__Goal of the exercise__. Every record must be repeated exactly, with no omission.

Stored items
Content starts

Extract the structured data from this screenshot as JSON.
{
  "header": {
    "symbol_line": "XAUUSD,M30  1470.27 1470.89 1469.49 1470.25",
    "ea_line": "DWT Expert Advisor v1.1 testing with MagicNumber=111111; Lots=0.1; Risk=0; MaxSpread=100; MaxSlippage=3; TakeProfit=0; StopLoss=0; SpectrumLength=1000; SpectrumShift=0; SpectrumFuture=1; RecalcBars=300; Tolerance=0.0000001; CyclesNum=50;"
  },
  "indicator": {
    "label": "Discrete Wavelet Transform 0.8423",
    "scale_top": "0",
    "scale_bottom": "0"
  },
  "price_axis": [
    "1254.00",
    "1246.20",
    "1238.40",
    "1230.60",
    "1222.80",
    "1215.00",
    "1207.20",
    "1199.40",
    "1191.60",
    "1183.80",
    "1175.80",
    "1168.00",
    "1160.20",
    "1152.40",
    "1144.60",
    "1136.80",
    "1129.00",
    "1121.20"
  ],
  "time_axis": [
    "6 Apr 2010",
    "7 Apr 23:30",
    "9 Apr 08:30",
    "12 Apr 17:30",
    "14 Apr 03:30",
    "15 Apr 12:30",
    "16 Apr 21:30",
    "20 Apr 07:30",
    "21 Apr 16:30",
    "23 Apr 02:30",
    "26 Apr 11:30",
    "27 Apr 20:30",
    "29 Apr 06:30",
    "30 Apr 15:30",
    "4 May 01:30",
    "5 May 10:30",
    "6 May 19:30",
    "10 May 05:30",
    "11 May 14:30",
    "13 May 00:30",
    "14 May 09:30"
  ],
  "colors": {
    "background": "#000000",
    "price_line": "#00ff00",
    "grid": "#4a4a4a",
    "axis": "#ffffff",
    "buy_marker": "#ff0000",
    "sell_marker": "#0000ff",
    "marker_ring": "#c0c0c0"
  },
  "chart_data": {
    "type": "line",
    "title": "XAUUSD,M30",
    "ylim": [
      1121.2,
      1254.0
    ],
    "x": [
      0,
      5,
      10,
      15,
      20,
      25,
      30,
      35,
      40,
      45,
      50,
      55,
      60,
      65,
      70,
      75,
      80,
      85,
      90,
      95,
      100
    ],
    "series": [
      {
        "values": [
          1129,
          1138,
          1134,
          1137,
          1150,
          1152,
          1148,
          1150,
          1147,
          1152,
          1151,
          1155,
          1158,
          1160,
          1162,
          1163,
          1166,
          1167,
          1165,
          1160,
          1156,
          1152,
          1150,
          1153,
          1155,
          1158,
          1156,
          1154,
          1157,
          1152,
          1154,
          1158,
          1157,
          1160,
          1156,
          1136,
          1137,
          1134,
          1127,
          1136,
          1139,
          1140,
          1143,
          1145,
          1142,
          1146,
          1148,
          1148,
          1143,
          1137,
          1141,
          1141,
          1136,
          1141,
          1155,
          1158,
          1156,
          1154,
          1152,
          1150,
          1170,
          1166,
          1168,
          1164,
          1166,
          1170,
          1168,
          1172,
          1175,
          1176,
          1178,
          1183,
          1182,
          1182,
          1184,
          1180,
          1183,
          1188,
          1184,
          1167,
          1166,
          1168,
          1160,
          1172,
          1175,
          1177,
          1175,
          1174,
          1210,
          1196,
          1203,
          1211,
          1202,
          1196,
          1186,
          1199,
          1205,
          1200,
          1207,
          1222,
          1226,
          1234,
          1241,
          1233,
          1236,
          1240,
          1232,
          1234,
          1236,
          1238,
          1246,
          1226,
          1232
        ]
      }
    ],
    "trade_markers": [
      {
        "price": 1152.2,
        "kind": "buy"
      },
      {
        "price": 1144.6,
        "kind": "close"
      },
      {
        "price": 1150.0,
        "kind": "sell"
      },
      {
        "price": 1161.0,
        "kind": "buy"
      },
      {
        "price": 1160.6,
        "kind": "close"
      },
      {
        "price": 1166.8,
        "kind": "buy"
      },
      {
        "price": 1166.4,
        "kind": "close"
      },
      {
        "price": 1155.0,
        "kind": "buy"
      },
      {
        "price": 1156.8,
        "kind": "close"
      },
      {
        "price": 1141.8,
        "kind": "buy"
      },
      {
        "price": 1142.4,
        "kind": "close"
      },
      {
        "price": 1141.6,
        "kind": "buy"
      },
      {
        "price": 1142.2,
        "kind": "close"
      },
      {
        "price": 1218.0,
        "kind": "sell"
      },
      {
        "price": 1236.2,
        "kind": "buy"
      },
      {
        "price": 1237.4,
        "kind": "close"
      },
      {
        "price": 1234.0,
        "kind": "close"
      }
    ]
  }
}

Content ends

__Answer section__.
Extract the structured data from this screenshot as JSON.
{
  "header": {
    "symbol_line": "XAUUSD,M30  1470.27 1470.89 1469.49 1470.25",
    "ea_line": "DWT Expert Advisor v1.1 testing with MagicNumber=111111; Lots=0.1; Risk=0; MaxSpread=100; MaxSlippage=3; TakeProfit=0; StopLoss=0; SpectrumLength=1000; SpectrumShift=0; SpectrumFuture=1; RecalcBars=300; Tolerance=0.0000001; CyclesNum=50;"
  },
  "indicator": {
    "label": "Discrete Wavelet Transform 0.8423",
    "scale_top": "0",
    "scale_bottom": "0"
  },
  "price_axis": [
    "1254.00",
    "1246.20",
    "1238.40",
    "1230.60",
    "1222.80",
    "1215.00",
    "1207.20",
    "1199.40",
    "1191.60",
    "1183.80",
    "1175.80",
    "1168.00",
    "1160.20",
    "1152.40",
    "1144.60",
    "1136.80",
    "1129.00",
    "1121.20"
  ],
  "time_axis": [
    "6 Apr 2010",
    "7 Apr 23:30",
    "9 Apr 08:30",
    "12 Apr 17:30",
    "14 Apr 03:30",
    "15 Apr 12:30",
    "16 Apr 21:30",
    "20 Apr 07:30",
    "21 Apr 16:30",
    "23 Apr 02:30",
    "26 Apr 11:30",
    "27 Apr 20:30",
    "29 Apr 06:30",
    "30 Apr 15:30",
    "4 May 01:30",
    "5 May 10:30",
    "6 May 19:30",
    "10 May 05:30",
    "11 May 14:30",
    "13 May 00:30",
    "14 May 09:30"
  ],
  "colors": {
    "background": "#000000",
    "price_line": "#00ff00",
    "grid": "#4a4a4a",
    "axis": "#ffffff",
    "buy_marker": "#ff0000",
    "sell_marker": "#0000ff",
    "marker_ring": "#c0c0c0"
  },
  "chart_data": {
    "type": "line",
    "title": "XAUUSD,M30",
    "ylim": [
      1121.2,
      1254.0
    ],
    "x": [
      0,
      5,
      10,
      15,
      20,
      25,
      30,
      35,
      40,
      45,
      50,
      55,
      60,
      65,
      70,
      75,
      80,
      85,
      90,
      95,
      100
    ],
    "series": [
      {
        "values": [
          1129,
          1138,
          1134,
          1137,
          1150,
          1152,
          1148,
          1150,
          1147,
          1152,
          1151,
          1155,
          1158,
          1160,
          1162,
          1163,
          1166,
          1167,
          1165,
          1160,
          1156,
          1152,
          1150,
          1153,
          1155,
          1158,
          1156,
          1154,
          1157,
          1152,
          1154,
          1158,
          1157,
          1160,
          1156,
          1136,
          1137,
          1134,
          1127,
          1136,
          1139,
          1140,
          1143,
          1145,
          1142,
          1146,
          1148,
          1148,
          1143,
          1137,
          1141,
          1141,
          1136,
          1141,
          1155,
          1158,
          1156,
          1154,
          1152,
          1150,
          1170,
          1166,
          1168,
          1164,
          1166,
          1170,
          1168,
          1172,
          1175,
          1176,
          1178,
          1183,
          1182,
          1182,
          1184,
          1180,
          1183,
          1188,
          1184,
          1167,
          1166,
          1168,
          1160,
          1172,
          1175,
          1177,
          1175,
          1174,
          1210,
          1196,
          1203,
          1211,
          1202,
          1196,
          1186,
          1199,
          1205,
          1200,
          1207,
          1222,
          1226,
          1234,
          1241,
          1233,
          1236,
          1240,
          1232,
          1234,
          1236,
          1238,
          1246,
          1226,
          1232
        ]
      }
    ],
    "trade_markers": [
      {
        "price": 1152.2,
        "kind": "buy"
      },
      {
        "price": 1144.6,
        "kind": "close"
      },
      {
        "price": 1150.0,
        "kind": "sell"
      },
      {
        "price": 1161.0,
        "kind": "buy"
      },
      {
        "price": 1160.6,
        "kind": "close"
      },
      {
        "price": 1166.8,
        "kind": "buy"
      },
      {
        "price": 1166.4,
        "kind": "close"
      },
      {
        "price": 1155.0,
        "kind": "buy"
      },
      {
        "price": 1156.8,
        "kind": "close"
      },
      {
        "price": 1141.8,
        "kind": "buy"
      },
      {
        "price": 1142.4,
        "kind": "close"
      },
      {
        "price": 1141.6,
        "kind": "buy"
      },
      {
        "price": 1142.2,
        "kind": "close"
      },
      {
        "price": 1218.0,
        "kind": "sell"
      },
      {
        "price": 1236.2,
        "kind": "buy"
      },
      {
        "price": 1237.4,
        "kind": "close"
      },
      {
        "price": 1234.0,
        "kind": "close"
      }
    ]
  }
}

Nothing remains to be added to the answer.